1) the horrifying conditions in the SHU; and
2) how inmates become validated as prison gang members and get sent indefinitely to the SHU.
Don’t get me wrong. As a frequent visitor to California prisons, it doesn’t take much to tick me off at the Department of Corrections. I mean seriously, prisons could do a few simple, cheap and decent things like provide shade and benches for elderly visitors who stand for hours in their freezing/blistering hot/rain-soaked parking lots just to see a loved one. They could quit setting the clocks forward and shaving 15 minutes off precious visiting time. Grrrr! They could allow a reporter a pencil and paper like the Department Operations Manual says they must.
And those are just the little things. And okay, maybe I’m ticked off I didn’t get invited by CDCR to go on their recent press junket to Pelican Bay. Double grrr!
Despite all this ticked-offness, I understand prison officials’ dilemma.
I lose patience with family members who are in denial about their loved ones’ gang involvement. There was a lot of talk at the Sacramento hearing about inmates being falsely classified as prison gang members. They are not ‘generals,’ one relative said.
Well, some of them are. There really are gang members and gang generals in the SHU. And I know this not because I take some cop’s word for it but because I’ve known more than a few of them personally. There really are people there who stab, strangle, slice, and beat other humans as a regular way of life. Even in the SHU, they find ways to smuggle out orders to kill. Yes, they do. I’ve seen the hit lists.
True, that doesn’t mean your loved one is one of them.
I guess what I’m thinking is that we’re asking the wrong questions. Rather than protest every SHU inmate’s innocence, maybe we should ask: Is long-term isolation in a Security Housing Unit really the best way to deal with the gang members who do beat and stab and slice?
The SHU hasn’t stopped the gangs from spreading. It hasn’t stopped the orders for hits. True, it has probably slowed some of these things, but I have to ask whether allowing SHU inmates to use colored pencils is really going to increase prison violence. Whether allowing inmates a little more fresh air and human contact is going to up the assault rates.
Maybe the problem isn’t who goes to the SHU, it’s the SHU itself.
One big question that did come up at the hearing — and it was a good one — was why prison officials have made it almost impossible to leave the SHU (and one’s gang) without debriefing. (Debriefing is what some would call snitching.)
I liked the answer I heard. They’re going to change that. That’s what I heard, I swear. Finally, prison officials told us they’re looking at ways to help guys step back without informing.
This is HUGE.
As they age, plenty of men grow tired of being in a gang, but still feel crappy about informing. The new approach would allow them to show (through their behavior) that they’re no longer in a gang. Without having to debrief.
I can imagine that prison officials will see a lot more men back off from prison gangs and out of the SHU.
Sure, there a risks. How do you know for sure the guy has really left the gang? Maybe he’s a sleeper. Things like that.

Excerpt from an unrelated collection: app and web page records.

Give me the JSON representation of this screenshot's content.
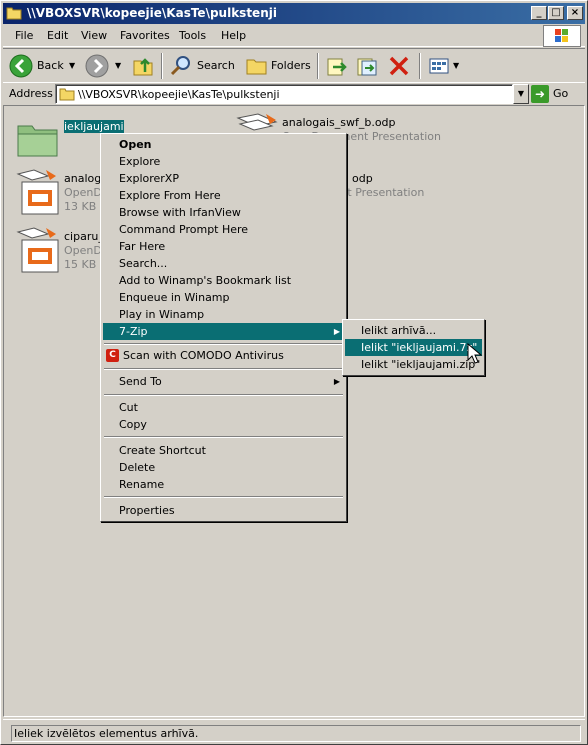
{
  "window": {
    "title": "\\\\VBOXSVR\\kopeejie\\KasTe\\pulkstenji",
    "buttons": {
      "minimize": "_",
      "maximize": "□",
      "close": "×"
    }
  },
  "menubar": {
    "items": [
      "File",
      "Edit",
      "View",
      "Favorites",
      "Tools",
      "Help"
    ]
  },
  "toolbar": {
    "back": "Back",
    "search": "Search",
    "folders": "Folders"
  },
  "address": {
    "label": "Address",
    "value": "\\\\VBOXSVR\\kopeejie\\KasTe\\pulkstenji",
    "go": "Go"
  },
  "files": [
    {
      "name": "iekljaujami",
      "type": "",
      "size": ""
    },
    {
      "name": "analogais_swf_b.odp",
      "type": "OpenDocument Presentation",
      "size": ""
    },
    {
      "name": "analogais",
      "type": "OpenDo",
      "size": "13 KB"
    },
    {
      "name": "odp",
      "type": "ument Presentation",
      "size": ""
    },
    {
      "name": "ciparu_s",
      "type": "OpenDo",
      "size": "15 KB"
    }
  ],
  "context_menu": {
    "items": {
      "open": "Open",
      "explore": "Explore",
      "explorerxp": "ExplorerXP",
      "explore_from_here": "Explore From Here",
      "browse_irfanview": "Browse with IrfanView",
      "command_prompt": "Command Prompt Here",
      "far_here": "Far Here",
      "search": "Search...",
      "winamp_bookmark": "Add to Winamp's Bookmark list",
      "enqueue_winamp": "Enqueue in Winamp",
      "play_winamp": "Play in Winamp",
      "sevenzip": "7-Zip",
      "comodo": "Scan with COMODO Antivirus",
      "send_to": "Send To",
      "cut": "Cut",
      "copy": "Copy",
      "create_shortcut": "Create Shortcut",
      "delete": "Delete",
      "rename": "Rename",
      "properties": "Properties"
    }
  },
  "submenu": {
    "items": {
      "add_archive": "Ielikt arhīvā...",
      "add_7z": "Ielikt \"iekljaujami.7z\"",
      "add_zip": "Ielikt \"iekljaujami.zip\""
    }
  },
  "status": {
    "text": "Ieliek izvēlētos elementus arhīvā."
  },
  "colors": {
    "title_start": "#0a246a",
    "title_end": "#3a6ea5",
    "highlight": "#0a6e73",
    "face": "#d4d0c8"
  }
}
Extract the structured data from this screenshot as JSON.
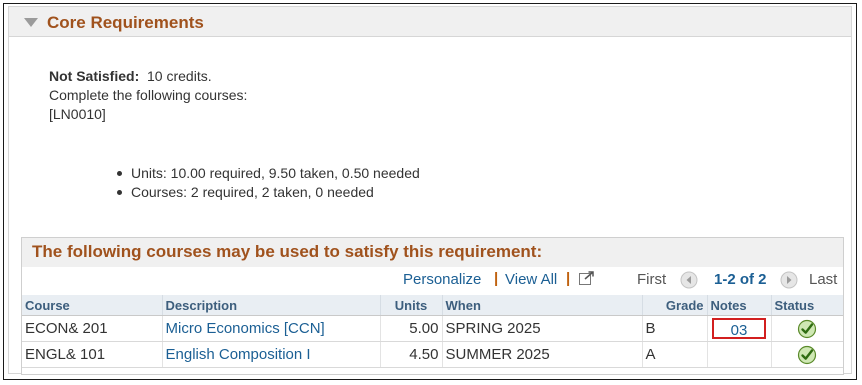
{
  "section": {
    "title": "Core Requirements",
    "status_label": "Not Satisfied:",
    "status_value": "10 credits.",
    "instruction": "Complete the following courses:",
    "course_code": "[LN0010]",
    "units_line": "Units: 10.00 required, 9.50 taken, 0.50 needed",
    "courses_line": "Courses: 2 required, 2 taken, 0 needed"
  },
  "grid": {
    "title": "The following courses may be used to satisfy this requirement:",
    "nav": {
      "personalize": "Personalize",
      "sep": "|",
      "view_all": "View All",
      "first": "First",
      "range": "1-2 of 2",
      "last": "Last"
    },
    "headers": [
      "Course",
      "Description",
      "Units",
      "When",
      "Grade",
      "Notes",
      "Status"
    ],
    "rows": [
      {
        "course": "ECON& 201",
        "description": "Micro Economics [CCN]",
        "units": "5.00",
        "when": "SPRING 2025",
        "grade": "B",
        "notes": "03",
        "status": "check-icon"
      },
      {
        "course": "ENGL& 101",
        "description": "English Composition I",
        "units": "4.50",
        "when": "SUMMER 2025",
        "grade": "A",
        "notes": "",
        "status": "check-icon"
      }
    ]
  },
  "colors": {
    "header_orange": "#a0521d",
    "link_blue": "#1b5f94",
    "check_green": "#4a9a1f",
    "highlight_red": "#d21f1f"
  }
}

You don’t know. There’s always a risk. Leaving men with nothing on their minds but time in the SHU is also a risk. As one ex-gang general put it, they’ve got nothing to do “but sit and plot.” Hasn’t worked out too well so far, has it?